— Problem statement —
I would like you to output every record below exactly, apart from the pictures.

....

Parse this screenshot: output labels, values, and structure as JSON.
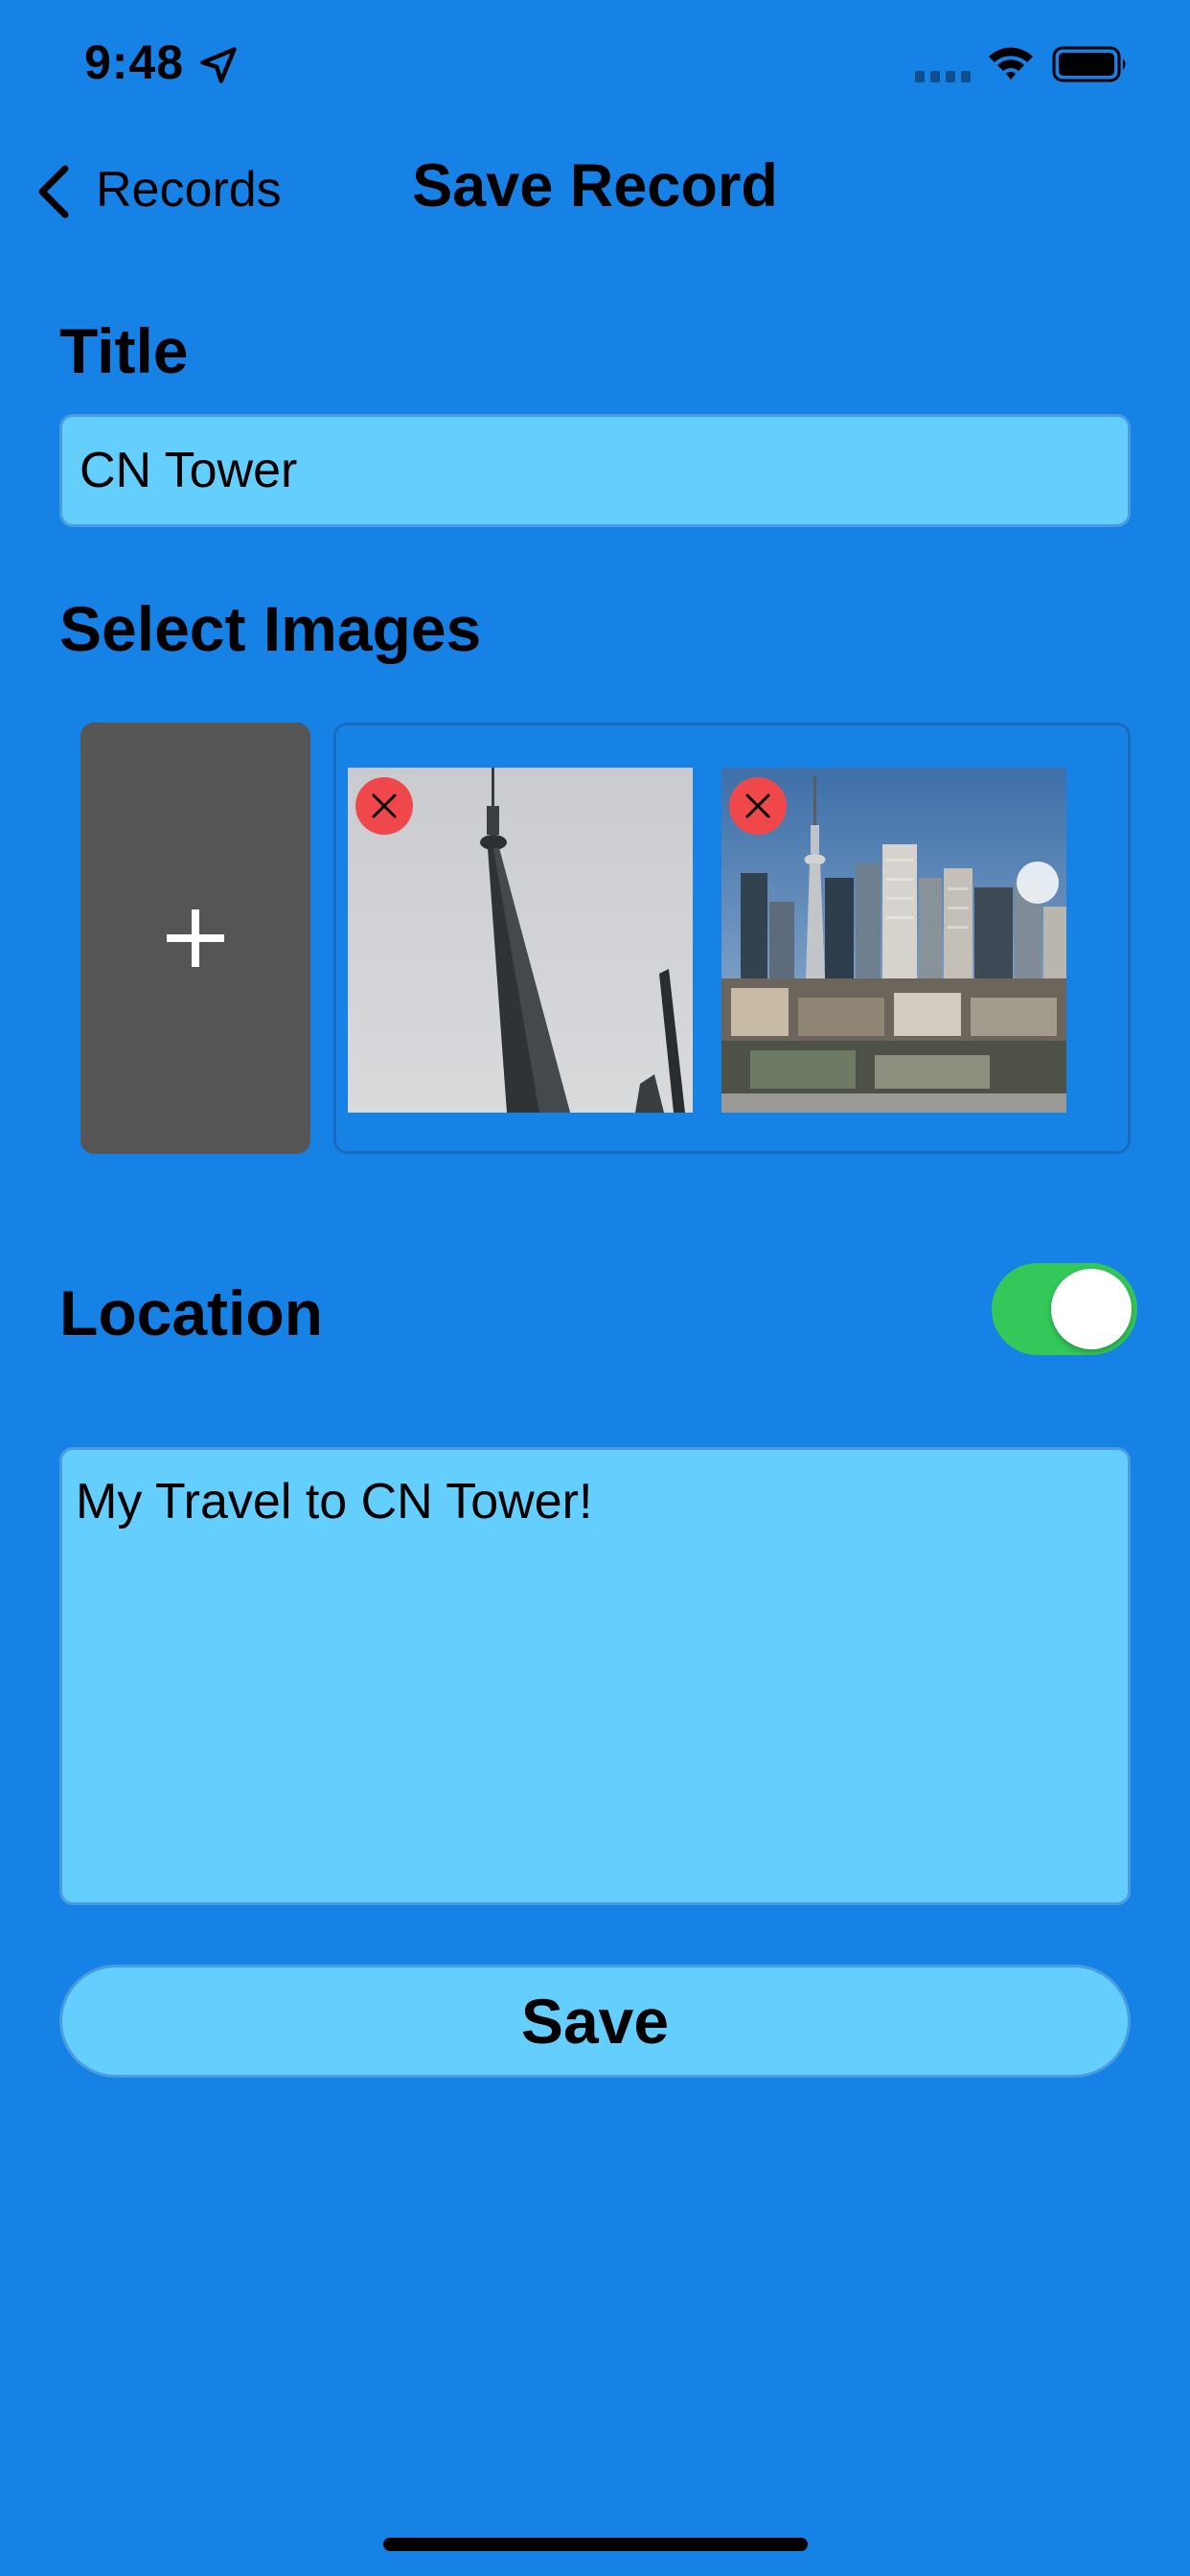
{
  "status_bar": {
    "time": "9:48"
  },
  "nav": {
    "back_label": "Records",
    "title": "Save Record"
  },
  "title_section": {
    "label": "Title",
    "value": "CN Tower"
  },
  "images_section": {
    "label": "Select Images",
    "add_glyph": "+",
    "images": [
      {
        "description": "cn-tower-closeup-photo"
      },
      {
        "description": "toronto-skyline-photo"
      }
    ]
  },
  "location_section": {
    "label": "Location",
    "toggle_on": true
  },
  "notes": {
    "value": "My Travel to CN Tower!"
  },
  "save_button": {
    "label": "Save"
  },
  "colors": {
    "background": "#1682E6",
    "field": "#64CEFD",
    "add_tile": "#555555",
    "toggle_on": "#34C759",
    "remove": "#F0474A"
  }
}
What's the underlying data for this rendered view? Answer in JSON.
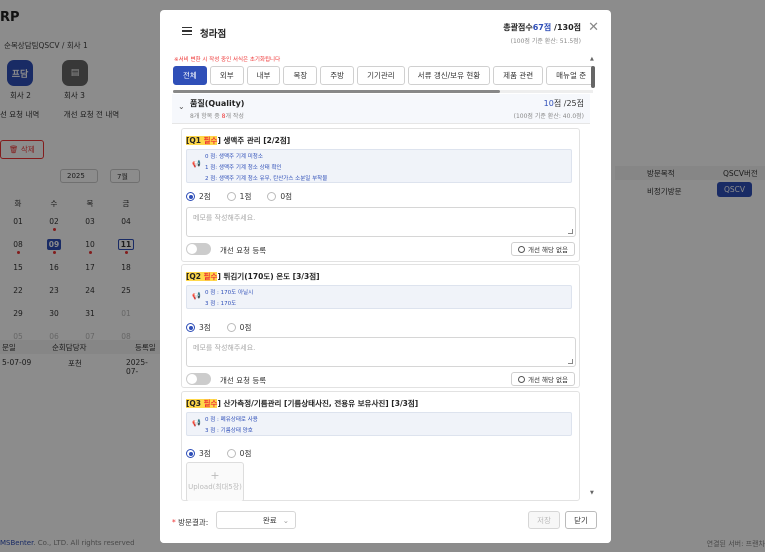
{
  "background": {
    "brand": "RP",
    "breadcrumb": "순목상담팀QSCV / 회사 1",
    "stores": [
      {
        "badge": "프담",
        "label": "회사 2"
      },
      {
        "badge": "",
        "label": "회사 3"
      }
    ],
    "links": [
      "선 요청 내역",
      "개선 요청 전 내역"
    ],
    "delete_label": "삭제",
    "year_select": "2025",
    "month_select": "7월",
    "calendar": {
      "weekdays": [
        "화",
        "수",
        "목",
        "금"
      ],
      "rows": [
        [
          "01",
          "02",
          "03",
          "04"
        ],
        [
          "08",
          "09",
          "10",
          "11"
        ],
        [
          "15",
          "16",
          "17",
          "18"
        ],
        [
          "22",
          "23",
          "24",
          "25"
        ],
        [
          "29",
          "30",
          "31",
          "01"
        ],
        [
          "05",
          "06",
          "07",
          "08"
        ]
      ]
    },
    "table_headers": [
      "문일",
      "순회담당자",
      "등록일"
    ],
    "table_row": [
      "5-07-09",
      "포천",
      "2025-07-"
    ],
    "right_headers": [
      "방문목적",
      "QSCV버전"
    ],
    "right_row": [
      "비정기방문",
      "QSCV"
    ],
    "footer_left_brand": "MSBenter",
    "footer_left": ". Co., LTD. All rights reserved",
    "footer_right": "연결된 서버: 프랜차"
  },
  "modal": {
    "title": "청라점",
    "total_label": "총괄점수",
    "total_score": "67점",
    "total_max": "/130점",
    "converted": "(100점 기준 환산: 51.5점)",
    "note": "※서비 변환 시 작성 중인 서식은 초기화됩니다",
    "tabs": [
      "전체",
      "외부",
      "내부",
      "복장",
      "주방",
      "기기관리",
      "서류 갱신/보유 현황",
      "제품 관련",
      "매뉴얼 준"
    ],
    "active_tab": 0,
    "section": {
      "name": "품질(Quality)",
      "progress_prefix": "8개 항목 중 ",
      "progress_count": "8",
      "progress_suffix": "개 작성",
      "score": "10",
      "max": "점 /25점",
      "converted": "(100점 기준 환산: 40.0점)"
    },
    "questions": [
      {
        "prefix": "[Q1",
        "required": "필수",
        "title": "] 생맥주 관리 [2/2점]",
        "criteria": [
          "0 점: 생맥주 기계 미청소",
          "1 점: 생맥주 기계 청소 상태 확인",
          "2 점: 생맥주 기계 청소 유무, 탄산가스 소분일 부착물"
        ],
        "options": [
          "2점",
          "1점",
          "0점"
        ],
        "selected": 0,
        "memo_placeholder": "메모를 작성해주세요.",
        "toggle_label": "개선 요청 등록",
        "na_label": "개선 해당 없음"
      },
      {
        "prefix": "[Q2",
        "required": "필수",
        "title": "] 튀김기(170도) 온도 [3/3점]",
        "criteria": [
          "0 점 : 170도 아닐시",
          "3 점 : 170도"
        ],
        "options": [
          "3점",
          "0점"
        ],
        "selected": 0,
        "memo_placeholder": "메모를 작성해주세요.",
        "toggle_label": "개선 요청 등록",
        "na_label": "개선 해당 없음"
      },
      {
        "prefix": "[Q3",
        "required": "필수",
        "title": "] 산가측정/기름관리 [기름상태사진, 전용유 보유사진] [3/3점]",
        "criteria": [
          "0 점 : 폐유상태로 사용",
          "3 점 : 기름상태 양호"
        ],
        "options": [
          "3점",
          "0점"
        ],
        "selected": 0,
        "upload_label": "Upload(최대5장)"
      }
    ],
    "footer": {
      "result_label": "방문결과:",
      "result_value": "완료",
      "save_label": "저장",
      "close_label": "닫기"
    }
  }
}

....

— Solution to this exercise —
Parse this screenshot: output labels, values, and structure as JSON.
{
  "status_bar": {
    "time": "9:48"
  },
  "nav": {
    "back_label": "Records",
    "title": "Save Record"
  },
  "title_section": {
    "label": "Title",
    "value": "CN Tower"
  },
  "images_section": {
    "label": "Select Images",
    "add_glyph": "+",
    "images": [
      {
        "description": "cn-tower-closeup-photo"
      },
      {
        "description": "toronto-skyline-photo"
      }
    ]
  },
  "location_section": {
    "label": "Location",
    "toggle_on": true
  },
  "notes": {
    "value": "My Travel to CN Tower!"
  },
  "save_button": {
    "label": "Save"
  },
  "colors": {
    "background": "#1682E6",
    "field": "#64CEFD",
    "add_tile": "#555555",
    "toggle_on": "#34C759",
    "remove": "#F0474A"
  }
}
What's the underlying data for this rendered view? Answer in JSON.
{
  "background": {
    "brand": "RP",
    "breadcrumb": "순목상담팀QSCV / 회사 1",
    "stores": [
      {
        "badge": "프담",
        "label": "회사 2"
      },
      {
        "badge": "",
        "label": "회사 3"
      }
    ],
    "links": [
      "선 요청 내역",
      "개선 요청 전 내역"
    ],
    "delete_label": "삭제",
    "year_select": "2025",
    "month_select": "7월",
    "calendar": {
      "weekdays": [
        "화",
        "수",
        "목",
        "금"
      ],
      "rows": [
        [
          "01",
          "02",
          "03",
          "04"
        ],
        [
          "08",
          "09",
          "10",
          "11"
        ],
        [
          "15",
          "16",
          "17",
          "18"
        ],
        [
          "22",
          "23",
          "24",
          "25"
        ],
        [
          "29",
          "30",
          "31",
          "01"
        ],
        [
          "05",
          "06",
          "07",
          "08"
        ]
      ]
    },
    "table_headers": [
      "문일",
      "순회담당자",
      "등록일"
    ],
    "table_row": [
      "5-07-09",
      "포천",
      "2025-07-"
    ],
    "right_headers": [
      "방문목적",
      "QSCV버전"
    ],
    "right_row": [
      "비정기방문",
      "QSCV"
    ],
    "footer_left_brand": "MSBenter",
    "footer_left": ". Co., LTD. All rights reserved",
    "footer_right": "연결된 서버: 프랜차"
  },
  "modal": {
    "title": "청라점",
    "total_label": "총괄점수",
    "total_score": "67점",
    "total_max": "/130점",
    "converted": "(100점 기준 환산: 51.5점)",
    "note": "※서비 변환 시 작성 중인 서식은 초기화됩니다",
    "tabs": [
      "전체",
      "외부",
      "내부",
      "복장",
      "주방",
      "기기관리",
      "서류 갱신/보유 현황",
      "제품 관련",
      "매뉴얼 준"
    ],
    "active_tab": 0,
    "section": {
      "name": "품질(Quality)",
      "progress_prefix": "8개 항목 중 ",
      "progress_count": "8",
      "progress_suffix": "개 작성",
      "score": "10",
      "max": "점 /25점",
      "converted": "(100점 기준 환산: 40.0점)"
    },
    "questions": [
      {
        "prefix": "[Q1",
        "required": "필수",
        "title": "] 생맥주 관리 [2/2점]",
        "criteria": [
          "0 점: 생맥주 기계 미청소",
          "1 점: 생맥주 기계 청소 상태 확인",
          "2 점: 생맥주 기계 청소 유무, 탄산가스 소분일 부착물"
        ],
        "options": [
          "2점",
          "1점",
          "0점"
        ],
        "selected": 0,
        "memo_placeholder": "메모를 작성해주세요.",
        "toggle_label": "개선 요청 등록",
        "na_label": "개선 해당 없음"
      },
      {
        "prefix": "[Q2",
        "required": "필수",
        "title": "] 튀김기(170도) 온도 [3/3점]",
        "criteria": [
          "0 점 : 170도 아닐시",
          "3 점 : 170도"
        ],
        "options": [
          "3점",
          "0점"
        ],
        "selected": 0,
        "memo_placeholder": "메모를 작성해주세요.",
        "toggle_label": "개선 요청 등록",
        "na_label": "개선 해당 없음"
      },
      {
        "prefix": "[Q3",
        "required": "필수",
        "title": "] 산가측정/기름관리 [기름상태사진, 전용유 보유사진] [3/3점]",
        "criteria": [
          "0 점 : 폐유상태로 사용",
          "3 점 : 기름상태 양호"
        ],
        "options": [
          "3점",
          "0점"
        ],
        "selected": 0,
        "upload_label": "Upload(최대5장)"
      }
    ],
    "footer": {
      "result_label": "방문결과:",
      "result_value": "완료",
      "save_label": "저장",
      "close_label": "닫기"
    }
  }
}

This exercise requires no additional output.